One of the great things about vision research is all the cool illusions. Visual illusions are wonderful tools for understanding the visual system. Usually, your brain does such an amazing job of reconstructing the outside world from the pattern of photons flickering on your retina, that it’s hard even to appreciate how incredibly complex the task actually is. Visual illusions occur when your brain makes a rare mistake — often because it’s made an assumption which turned out not to be true. Exploring how and when visual illusions occur can uncover the assumptions the brain makes about the world, and reveal how it does such a good job of constructing our visual reality.
The illusions I study and try to explain in my work all involve binocular vision, which is hard to present on the web. However, on this page, I’ve collected a few of my favourite illusions which don’t need stereo vision. (Although if you’re interested in illusions, there are much better sites elsewhere, e.g. Michael Bach’s here.)
Nice face, nasty face
This lovely illusion was made by Aude Oliva (Massachusetts Institute of Technology, Cambridge, USA) and Philippe G. Schyns (University of Glasgow, Glasgow, UK).
Which face looks nice, and which scary? Now walk back several feet from your computer and look again from across the room. (If things look the same, you may need to walk back a bit further! If you’re short of space, try scrunching up your eyes). Now which face looks nice, and which nasty?
Explanation This image was made by taking an angry male face and a neutral female face, and filtering them both twice, once so as to remove the low spatial frequencies (the broad regions of light and dark you see if you scrunch your eyes up) and once so as to remove the high spatial frequencies (the details that you can only see up close). The left-hand image is a composite of the low spatial frequencies (SFs) from the woman’s face, and the high-SFs from the man’s, whereas for the right-hand image, it’s the other way round. Up close, the high SFs dominate, and the left-hand image looks nasty. When you move further away, you can’t see the high SFs, because your visual system can’t see fine detail from that distance.

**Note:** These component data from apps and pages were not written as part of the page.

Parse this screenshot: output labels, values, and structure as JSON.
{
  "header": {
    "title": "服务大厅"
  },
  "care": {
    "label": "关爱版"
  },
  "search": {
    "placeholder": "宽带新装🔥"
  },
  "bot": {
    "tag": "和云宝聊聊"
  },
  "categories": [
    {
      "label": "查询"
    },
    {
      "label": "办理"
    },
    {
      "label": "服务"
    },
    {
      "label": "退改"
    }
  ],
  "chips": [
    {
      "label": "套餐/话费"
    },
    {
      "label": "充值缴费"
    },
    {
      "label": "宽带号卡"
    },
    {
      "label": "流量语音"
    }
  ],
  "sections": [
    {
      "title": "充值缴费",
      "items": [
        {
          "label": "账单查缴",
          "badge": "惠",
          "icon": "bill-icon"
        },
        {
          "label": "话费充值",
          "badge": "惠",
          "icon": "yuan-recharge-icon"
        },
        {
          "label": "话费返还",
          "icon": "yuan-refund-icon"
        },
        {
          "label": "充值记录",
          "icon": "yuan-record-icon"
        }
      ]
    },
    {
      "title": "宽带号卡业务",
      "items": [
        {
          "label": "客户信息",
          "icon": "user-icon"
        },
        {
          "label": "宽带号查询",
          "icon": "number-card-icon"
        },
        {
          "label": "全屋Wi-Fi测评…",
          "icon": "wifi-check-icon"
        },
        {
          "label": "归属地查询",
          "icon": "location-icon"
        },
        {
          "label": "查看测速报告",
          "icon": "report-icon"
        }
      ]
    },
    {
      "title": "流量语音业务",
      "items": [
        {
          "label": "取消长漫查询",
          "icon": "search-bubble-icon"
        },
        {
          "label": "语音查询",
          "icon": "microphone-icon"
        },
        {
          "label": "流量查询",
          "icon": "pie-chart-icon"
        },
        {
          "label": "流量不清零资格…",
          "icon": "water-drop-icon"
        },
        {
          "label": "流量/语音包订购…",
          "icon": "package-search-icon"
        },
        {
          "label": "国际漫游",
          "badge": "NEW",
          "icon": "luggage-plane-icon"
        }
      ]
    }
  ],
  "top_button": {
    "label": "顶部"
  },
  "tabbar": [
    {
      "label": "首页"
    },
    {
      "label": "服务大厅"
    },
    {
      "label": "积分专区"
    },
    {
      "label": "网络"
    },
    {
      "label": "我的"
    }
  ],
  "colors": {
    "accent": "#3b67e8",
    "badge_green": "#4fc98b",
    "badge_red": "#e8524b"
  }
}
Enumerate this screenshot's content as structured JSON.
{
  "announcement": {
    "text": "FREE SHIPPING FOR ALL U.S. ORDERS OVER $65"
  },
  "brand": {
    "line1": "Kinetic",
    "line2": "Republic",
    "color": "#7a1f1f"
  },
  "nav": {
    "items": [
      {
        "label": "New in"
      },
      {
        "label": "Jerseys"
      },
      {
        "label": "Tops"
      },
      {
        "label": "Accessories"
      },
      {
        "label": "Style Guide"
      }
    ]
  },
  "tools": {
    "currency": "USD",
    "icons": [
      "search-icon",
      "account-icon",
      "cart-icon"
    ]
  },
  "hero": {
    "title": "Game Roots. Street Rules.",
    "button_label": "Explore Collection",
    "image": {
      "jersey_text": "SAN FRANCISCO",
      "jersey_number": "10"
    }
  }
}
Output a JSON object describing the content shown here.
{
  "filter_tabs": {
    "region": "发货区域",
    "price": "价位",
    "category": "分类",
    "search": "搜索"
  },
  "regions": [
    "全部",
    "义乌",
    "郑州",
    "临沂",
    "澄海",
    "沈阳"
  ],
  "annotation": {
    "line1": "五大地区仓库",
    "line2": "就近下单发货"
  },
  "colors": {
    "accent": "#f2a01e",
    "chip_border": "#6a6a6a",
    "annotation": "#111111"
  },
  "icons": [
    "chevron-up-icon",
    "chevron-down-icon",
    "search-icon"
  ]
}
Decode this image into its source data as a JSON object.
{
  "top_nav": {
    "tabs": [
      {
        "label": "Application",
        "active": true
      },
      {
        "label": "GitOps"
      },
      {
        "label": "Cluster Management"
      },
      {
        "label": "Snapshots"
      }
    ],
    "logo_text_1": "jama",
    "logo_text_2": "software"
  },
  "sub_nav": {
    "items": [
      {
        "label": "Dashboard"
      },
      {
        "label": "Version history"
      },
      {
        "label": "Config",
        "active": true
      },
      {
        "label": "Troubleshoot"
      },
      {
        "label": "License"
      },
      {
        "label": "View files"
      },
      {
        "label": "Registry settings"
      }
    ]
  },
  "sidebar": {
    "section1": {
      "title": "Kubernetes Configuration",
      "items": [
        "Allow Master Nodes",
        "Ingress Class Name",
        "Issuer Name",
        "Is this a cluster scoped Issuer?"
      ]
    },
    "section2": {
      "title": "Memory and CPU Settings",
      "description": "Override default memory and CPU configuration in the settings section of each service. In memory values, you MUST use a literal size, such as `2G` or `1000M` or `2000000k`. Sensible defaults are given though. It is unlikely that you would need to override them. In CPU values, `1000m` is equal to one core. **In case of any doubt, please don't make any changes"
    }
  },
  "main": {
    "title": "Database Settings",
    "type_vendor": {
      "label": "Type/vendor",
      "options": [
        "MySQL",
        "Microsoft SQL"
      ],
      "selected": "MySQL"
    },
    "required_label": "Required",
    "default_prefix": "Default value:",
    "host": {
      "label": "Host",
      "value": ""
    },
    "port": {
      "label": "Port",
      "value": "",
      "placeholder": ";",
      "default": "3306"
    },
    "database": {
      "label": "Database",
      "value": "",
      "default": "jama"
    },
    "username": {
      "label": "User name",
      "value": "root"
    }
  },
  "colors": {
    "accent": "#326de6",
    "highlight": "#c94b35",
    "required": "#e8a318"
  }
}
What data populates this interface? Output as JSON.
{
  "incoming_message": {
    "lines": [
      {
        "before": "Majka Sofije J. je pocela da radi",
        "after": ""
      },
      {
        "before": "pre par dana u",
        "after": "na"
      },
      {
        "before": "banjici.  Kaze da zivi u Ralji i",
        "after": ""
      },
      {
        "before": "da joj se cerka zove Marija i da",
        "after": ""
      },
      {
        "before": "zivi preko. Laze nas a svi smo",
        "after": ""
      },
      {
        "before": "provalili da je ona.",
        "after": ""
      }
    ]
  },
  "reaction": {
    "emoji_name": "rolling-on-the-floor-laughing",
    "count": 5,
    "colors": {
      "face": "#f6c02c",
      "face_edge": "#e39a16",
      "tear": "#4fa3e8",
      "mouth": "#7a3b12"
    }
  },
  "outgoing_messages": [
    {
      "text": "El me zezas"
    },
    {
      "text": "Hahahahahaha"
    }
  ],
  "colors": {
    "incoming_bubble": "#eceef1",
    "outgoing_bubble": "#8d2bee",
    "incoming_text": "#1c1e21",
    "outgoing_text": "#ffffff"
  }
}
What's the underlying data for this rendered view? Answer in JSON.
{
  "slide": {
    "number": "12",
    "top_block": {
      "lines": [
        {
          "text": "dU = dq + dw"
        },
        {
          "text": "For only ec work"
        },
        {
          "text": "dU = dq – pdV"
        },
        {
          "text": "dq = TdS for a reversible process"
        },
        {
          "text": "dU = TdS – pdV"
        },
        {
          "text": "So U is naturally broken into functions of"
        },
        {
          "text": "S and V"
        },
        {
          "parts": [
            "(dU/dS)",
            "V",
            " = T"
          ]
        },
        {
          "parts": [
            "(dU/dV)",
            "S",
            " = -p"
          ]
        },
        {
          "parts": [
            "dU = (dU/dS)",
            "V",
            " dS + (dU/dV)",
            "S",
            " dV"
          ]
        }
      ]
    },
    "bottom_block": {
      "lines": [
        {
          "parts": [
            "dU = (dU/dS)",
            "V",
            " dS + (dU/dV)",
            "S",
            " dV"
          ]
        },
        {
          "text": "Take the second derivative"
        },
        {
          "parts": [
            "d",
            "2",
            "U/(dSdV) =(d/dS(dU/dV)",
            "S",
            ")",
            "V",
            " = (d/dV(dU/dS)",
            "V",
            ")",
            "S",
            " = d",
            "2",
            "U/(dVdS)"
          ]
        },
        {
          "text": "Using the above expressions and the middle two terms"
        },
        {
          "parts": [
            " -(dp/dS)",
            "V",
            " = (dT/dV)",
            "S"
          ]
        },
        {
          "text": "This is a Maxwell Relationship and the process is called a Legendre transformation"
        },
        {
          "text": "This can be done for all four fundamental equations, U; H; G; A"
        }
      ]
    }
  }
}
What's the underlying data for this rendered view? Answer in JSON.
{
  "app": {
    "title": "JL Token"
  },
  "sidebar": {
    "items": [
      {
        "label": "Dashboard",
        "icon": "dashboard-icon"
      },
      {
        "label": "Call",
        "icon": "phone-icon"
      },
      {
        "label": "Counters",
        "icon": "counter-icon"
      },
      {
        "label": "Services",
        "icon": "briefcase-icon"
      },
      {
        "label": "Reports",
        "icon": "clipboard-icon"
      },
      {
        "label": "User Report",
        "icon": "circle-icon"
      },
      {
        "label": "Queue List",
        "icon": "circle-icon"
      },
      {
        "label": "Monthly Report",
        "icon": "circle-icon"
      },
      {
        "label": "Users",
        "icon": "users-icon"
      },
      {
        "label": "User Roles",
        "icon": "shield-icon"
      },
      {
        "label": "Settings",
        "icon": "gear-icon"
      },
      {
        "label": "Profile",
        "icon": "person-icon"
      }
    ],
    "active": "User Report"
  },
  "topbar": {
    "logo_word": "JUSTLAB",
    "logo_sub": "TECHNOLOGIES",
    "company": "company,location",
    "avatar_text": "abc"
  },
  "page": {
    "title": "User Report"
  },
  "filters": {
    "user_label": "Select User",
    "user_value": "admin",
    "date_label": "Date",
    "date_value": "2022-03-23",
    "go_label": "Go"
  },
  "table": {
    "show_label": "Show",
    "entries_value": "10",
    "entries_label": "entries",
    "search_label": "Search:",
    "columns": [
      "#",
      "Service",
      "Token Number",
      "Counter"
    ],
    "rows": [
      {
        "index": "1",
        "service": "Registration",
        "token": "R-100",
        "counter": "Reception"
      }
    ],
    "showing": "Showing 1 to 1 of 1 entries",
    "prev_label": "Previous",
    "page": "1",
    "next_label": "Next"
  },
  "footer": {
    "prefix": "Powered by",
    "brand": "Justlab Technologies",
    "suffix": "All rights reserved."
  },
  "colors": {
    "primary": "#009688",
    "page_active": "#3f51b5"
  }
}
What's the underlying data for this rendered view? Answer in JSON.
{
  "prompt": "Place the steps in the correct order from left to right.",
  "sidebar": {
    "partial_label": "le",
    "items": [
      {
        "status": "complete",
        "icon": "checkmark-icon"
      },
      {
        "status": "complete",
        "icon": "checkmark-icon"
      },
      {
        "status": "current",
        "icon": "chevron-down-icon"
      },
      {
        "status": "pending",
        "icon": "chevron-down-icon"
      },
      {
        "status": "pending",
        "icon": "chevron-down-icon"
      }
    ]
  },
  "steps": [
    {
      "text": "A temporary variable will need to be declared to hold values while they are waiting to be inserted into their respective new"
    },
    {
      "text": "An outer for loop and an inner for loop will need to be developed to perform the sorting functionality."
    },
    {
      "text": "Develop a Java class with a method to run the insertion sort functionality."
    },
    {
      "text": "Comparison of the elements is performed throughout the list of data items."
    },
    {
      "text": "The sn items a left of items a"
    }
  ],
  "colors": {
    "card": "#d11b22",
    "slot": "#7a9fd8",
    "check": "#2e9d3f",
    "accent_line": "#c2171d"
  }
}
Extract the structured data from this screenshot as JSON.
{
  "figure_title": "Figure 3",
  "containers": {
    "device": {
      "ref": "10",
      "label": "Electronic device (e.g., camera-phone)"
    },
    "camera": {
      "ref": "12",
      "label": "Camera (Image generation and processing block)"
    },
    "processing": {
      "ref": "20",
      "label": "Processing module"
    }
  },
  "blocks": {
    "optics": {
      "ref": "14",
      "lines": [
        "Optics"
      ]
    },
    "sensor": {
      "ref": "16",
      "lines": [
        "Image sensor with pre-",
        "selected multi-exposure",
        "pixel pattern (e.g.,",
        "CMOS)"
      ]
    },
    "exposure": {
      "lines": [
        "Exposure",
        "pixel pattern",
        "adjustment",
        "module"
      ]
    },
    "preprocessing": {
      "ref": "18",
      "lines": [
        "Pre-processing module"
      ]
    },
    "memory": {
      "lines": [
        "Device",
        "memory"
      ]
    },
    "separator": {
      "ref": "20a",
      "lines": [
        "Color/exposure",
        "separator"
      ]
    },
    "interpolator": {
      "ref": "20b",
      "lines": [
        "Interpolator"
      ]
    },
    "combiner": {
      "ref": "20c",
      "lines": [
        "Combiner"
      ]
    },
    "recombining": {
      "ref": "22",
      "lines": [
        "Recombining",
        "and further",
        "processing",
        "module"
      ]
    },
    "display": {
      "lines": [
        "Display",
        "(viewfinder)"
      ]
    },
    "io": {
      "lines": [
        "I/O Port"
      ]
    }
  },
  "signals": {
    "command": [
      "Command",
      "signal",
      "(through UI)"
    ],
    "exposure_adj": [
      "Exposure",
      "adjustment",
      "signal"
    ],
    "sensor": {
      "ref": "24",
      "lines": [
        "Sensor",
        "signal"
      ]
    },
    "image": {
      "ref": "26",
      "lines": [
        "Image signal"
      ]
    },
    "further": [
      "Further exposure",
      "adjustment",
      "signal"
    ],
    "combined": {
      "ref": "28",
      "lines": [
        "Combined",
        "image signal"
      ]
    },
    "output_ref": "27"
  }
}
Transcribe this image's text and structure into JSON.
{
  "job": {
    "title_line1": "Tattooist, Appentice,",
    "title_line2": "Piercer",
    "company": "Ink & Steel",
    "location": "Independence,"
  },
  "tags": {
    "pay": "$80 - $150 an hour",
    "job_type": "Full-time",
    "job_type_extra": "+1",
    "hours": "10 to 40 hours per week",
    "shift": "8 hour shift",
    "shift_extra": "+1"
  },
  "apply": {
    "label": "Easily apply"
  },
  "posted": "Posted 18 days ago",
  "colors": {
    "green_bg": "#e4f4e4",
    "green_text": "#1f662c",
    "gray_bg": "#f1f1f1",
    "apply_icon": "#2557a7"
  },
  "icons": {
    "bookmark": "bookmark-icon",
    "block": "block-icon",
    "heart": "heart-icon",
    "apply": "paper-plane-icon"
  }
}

So, you lose the monstrous high SFs in the left-hand image, making it look normal. Conversely in the right-hand image, you lose the high SFs depicting the female face, and all you are left with is a blurred image of an angry male face. Pretty cool!
This illusion, created by A. Kitoaka, is so powerful it’s hard to believe it’s not really an animation. But you can check — notice how the “snake” you are looking at never squirms, only the ones you can see out of the corner of your eye… Backus & Oruc present an explanation of this illusory rotation in terms of temporal phase advance in the neuronal response at high contrast (article here ).